I’m fascinated by the sheer volume of information on the Web.
Many of us are at least partly familiar with the “Wikipedia effect” (captured succinctly below by xkcd’s Randall Munroe). You start off on one, well-intentioned search, and minutes (or is it hours? or is it days?) later you’ve found yourself reading up on something completely unrelated. It’s hard to say what causes such scattered thinking: part of it is interest, certainly, but there’s more to it than that.
There seems to be something intrinsic about the nature of Web-based information that allows for such a freeform approach to learning new things. Decades ago, when television allowed us to flip channels and potentially explore new (and unrelated) things, we remained hooked in to the whims of the channel operators. We might discover something new on the cooking channel, but it was dictated largely by whatever the cooking channel happened to have on. For those of us who grew up without cable– wow!– that cooking channel might not even exist.

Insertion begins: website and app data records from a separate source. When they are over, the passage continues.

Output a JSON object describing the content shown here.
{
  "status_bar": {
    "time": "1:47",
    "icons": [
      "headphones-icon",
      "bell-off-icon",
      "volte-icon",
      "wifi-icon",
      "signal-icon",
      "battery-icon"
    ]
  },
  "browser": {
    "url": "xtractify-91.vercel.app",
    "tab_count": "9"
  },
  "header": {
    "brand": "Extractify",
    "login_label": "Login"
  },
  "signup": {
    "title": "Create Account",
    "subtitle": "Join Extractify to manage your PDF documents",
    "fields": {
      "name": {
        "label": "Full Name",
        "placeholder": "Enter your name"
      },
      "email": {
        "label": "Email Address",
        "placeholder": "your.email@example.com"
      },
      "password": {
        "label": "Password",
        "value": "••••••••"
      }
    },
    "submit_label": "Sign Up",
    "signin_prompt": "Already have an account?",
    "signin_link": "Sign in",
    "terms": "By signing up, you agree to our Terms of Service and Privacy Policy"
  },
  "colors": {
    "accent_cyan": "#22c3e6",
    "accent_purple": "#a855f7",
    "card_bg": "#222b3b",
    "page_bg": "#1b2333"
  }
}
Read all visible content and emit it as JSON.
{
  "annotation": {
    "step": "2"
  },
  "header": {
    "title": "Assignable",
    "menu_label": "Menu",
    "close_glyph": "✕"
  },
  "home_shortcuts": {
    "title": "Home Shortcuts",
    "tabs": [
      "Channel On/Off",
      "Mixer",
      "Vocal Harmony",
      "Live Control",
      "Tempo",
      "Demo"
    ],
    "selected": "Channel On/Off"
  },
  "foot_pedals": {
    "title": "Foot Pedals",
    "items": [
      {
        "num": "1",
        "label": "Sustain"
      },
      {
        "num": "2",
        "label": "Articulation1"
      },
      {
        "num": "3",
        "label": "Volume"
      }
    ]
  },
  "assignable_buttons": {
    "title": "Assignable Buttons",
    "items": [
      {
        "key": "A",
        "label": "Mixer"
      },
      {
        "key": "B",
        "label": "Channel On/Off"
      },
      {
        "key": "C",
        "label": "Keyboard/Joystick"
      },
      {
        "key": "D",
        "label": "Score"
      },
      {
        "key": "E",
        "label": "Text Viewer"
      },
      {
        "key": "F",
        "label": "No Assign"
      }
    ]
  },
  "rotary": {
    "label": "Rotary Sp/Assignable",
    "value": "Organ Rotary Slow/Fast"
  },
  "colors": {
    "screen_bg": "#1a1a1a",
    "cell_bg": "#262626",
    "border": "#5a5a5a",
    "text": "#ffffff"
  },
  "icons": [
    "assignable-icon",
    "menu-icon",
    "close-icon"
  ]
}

Now, of course, things are radically different from the various forms of entertainment and knowledge accessibility our parents and grandparents enjoyed. Virtually all information online is put on equal footing (though it might be filtered and condensed by blogs and Google) and there are no barriers to discovering content that might previously have been hidden for nationalist, cultural, lawful or ideological reasons. This is an open ocean, and we rely far more on others to direct our attention.
“The biodegradable Discover Card is another way for environmentally conscious consumers to do their part to help protect our planet,” says Kelly Tufts, Discover’s director of marketing. The card, which “breaks down 99% [...] in nine months to five years”, will leave less of an impact on the earth than the other 150 card designs Discover makes available for purchase. But in a market and economy wracked by increasing consumer debt ($5710 in credit card debt per consumer in December 2008), is this really what we need?
If Discover was serious about helping the environment (while encouraging rampant overspending), they could do many things: move their other designs to biodegradable plastic, donate 1% (or some other percentage) to a “green” cause, or work towards environmentally friendly practices in their buildings and corporate mentality (which would discourage overconsumption). This card, in contrast, strikes me as a confused attempt to reconcile two very different modalities, with little benefit to anyone.
What do you think? Let me know in the comments!
via Inhabitat and Next Nature.